“I stepped foot on campus and turned to my mother and said I am coming here.” That statement appeared on one of our recent client recruiting surveys in response to a question about the impact of campus visits.
Our ongoing focus group research on campuses around the country indicates that the “feel” of campus, and how the admissions staff treats a prospect during the visit rank atop the list of fifteen different factors in terms of influencing enrollment. That same research also suggests that while some schools are experimenting with new campus tour strategies, many colleges and universities continue to deliver virtually identical visits.
With the competition to attract prospective students at an all time high, you can’t afford not to sit down as a staff and brainstorm new ways to make your campus visits the most effective ever.
Before we discuss some strategies that can make your tour memorable, create those all-important feelings, and maximize the time your prospect and his or her family members spend on your campus, I have an important question to ask you: “Is your admissions team clearly and consistently giving recruits a reason to visit your campus?” You being interested in them and having a campus for them to come spend the day at isn’t enough anymore. Further proof of that comes from our research over the past year. According to our recruiting surveys, most prospects are visiting between 2-4 schools.
In addition to giving them a reason to visit campus, here are 8 other strategies that we’ve seen turn good visits into amazing, one-of-a-kind visits…the kind that result in recruits saying things like the opening sentence of this article.
- Make the planning of their visit more collaborative. Most schools dictate the campus visit itinerary from start to finish. Try a different approach. Let your prospects be a part of the planning process. Ask them ahead of time what they’d like to do, and what they wouldn’t. If you let them feel like they’ve helped design the visit, it should result in them feeling a little more relaxed when they arrive on campus.
- Minimize group tours. Your prospects have told us that an individual tour where the focus is on them and what they want is a big indicator of a college’s real interest in them. Regardless of your school’s size, you can and should aim for greater personal attention.
- Double up and then divide. Some colleges have student led tours while other schools use the admissions staff. Our recommendation, which is something we’re seeing more schools do successfully, is to double up. By that I mean have both a current student (ideally a freshman) and an admissions counselor begin the tour together. Not too long into the campus visit, find a way to separate the prospect from their parents. It doesn’t have to be for more than a few minutes. The reason is simple: When you separate the two parties, both are free to speak their minds. Parents can ask questions that they might not normally ask around their son or daughter. We’ve also seen situations where the parents offer usable, actionable information that will help increase a school’s chances of enrolling that recruit.

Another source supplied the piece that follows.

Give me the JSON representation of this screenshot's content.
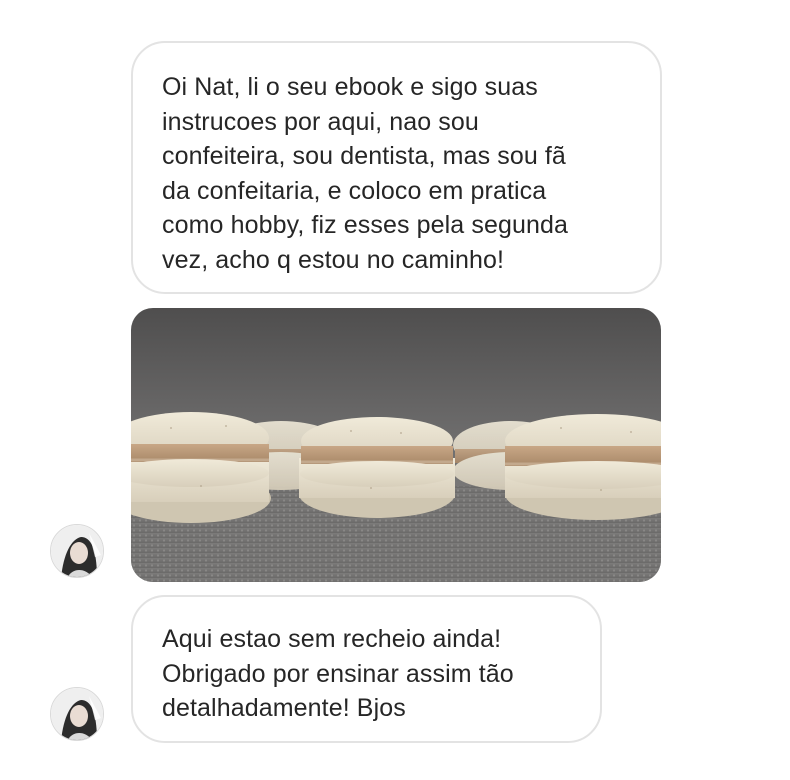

Recruits on the other hand can relax and be themselves around their peers instead of awkwardly deferring to over-eager parents who gladly jump in to answer the question that you just tried to direct to their son or daughter.

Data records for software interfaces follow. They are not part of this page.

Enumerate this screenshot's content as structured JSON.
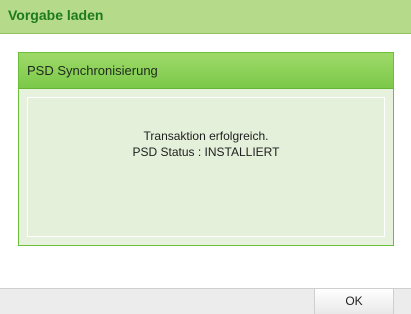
{
  "window": {
    "title": "Vorgabe laden"
  },
  "dialog": {
    "title": "PSD Synchronisierung",
    "message_line1": "Transaktion erfolgreich.",
    "message_line2": "PSD Status : INSTALLIERT"
  },
  "footer": {
    "ok_label": "OK"
  },
  "colors": {
    "title_bar": "#b4da8a",
    "title_text": "#1d7a1d",
    "dialog_header": "#7cc94a",
    "dialog_body": "#e4f0da",
    "dialog_border": "#6cbf3a"
  }
}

- Student interaction is extremely important. Our research indicates that one of the most powerful weapons you have as a recruiter is one that a lot of schools choose to bypass during a prospect’s visit: Casual, relaxed “hang out” time with your current students. I’m talking about time outside of the tour that is non-structured where your recruit and a few of your underclassmen can just sit and talk. No counselors, no parents, no structure. Trust me, it works. Oh, and if you’re wondering what to do with the parents during this “down time,” how about organizing a discussion on a topic that parents ask about most: safety.

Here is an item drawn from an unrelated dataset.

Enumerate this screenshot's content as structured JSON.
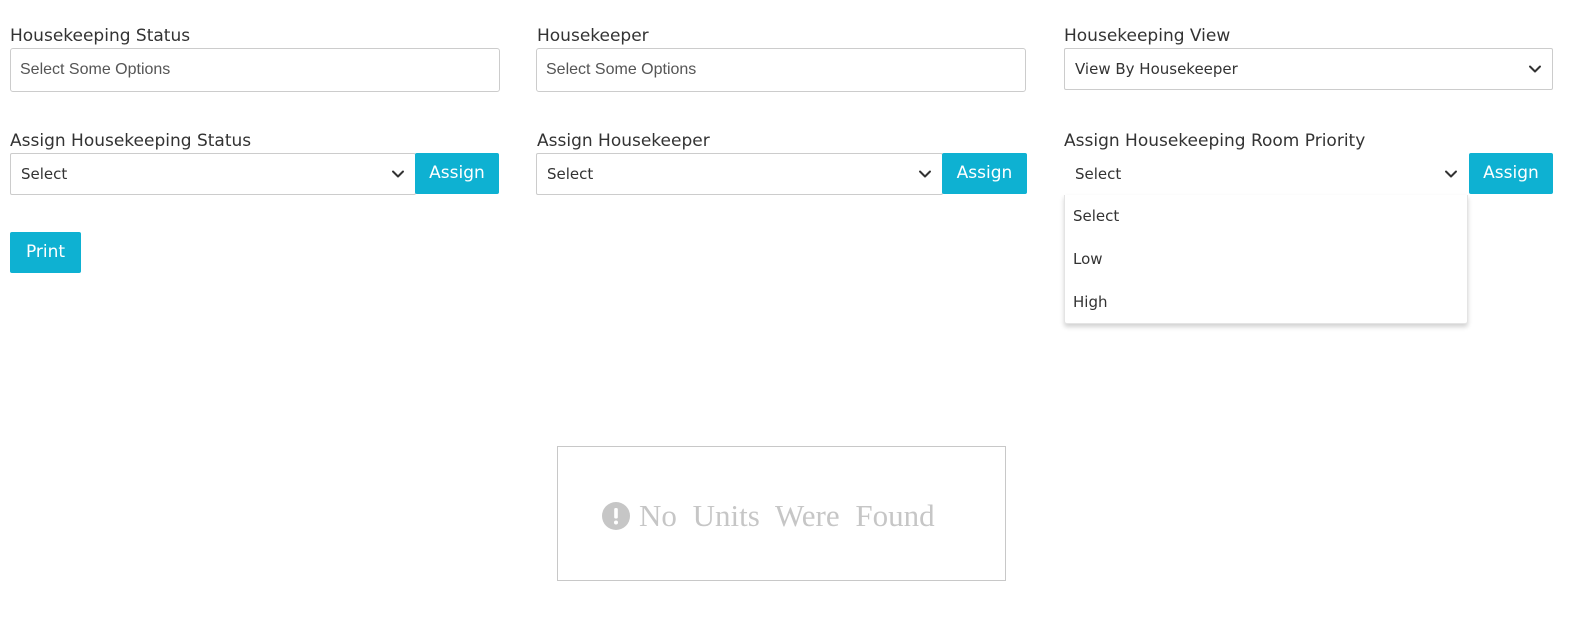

- Make lunch strategic. We’ve talked before about scheduling too many meetings during the campus visit as well as what I refer to as “non-impactful” meetings. Generally speaking neither works, nor do they factor heavily into the prospect’s final decision. If you want to execute an even more effective tour, invite that professor or staff member to join you at lunch. Instead of just sending the recruit and his or her family to campus dining, make lunch strategic. We’ve had clients do this with great results.
- Provide something of real, concrete value. This is going to be defined differently by each of you. There’s no right or wrong definition of “value.” I want you to come up with something that you can give your visiting recruits (and their parents) that adds value. Maybe it’s a one-on-one meeting with your school President or a successful alumnus working in the field of study your prospect is interested in. What about an information session on money management. Be creative, and if you still get stuck, ask your current students for their thoughts.
- Set up selfie opportunities. Come up with a prize to give your prospects after they take and post a campus selfie on Instagram or Twitter. Be sure and come up with a hashtag campaign ahead of time so other prospective students can experience those real, authentic moments.
- Don’t forget to ask the right questions AFTER the visit. More and more admissions counselors are beginning to realize the importance of effective questioning after their prospect visits campus. What you say to them in the first week after they visit, and the information you ask them, can not only help set you apart from your competition, but it can deliver some of the best information possible from your recruit during this critical point in the recruiting process. For example, you could ask your prospect, “Do you feel like there’s something you’re going to try and pay attention to better on your visit to another school?”
Want more specific strategies that will make your campus recruiting visits stand out from the competition? Part of our expanded workshop includes a student designed campus visit overhaul. Email me at firstname.lastname@example.org for more information.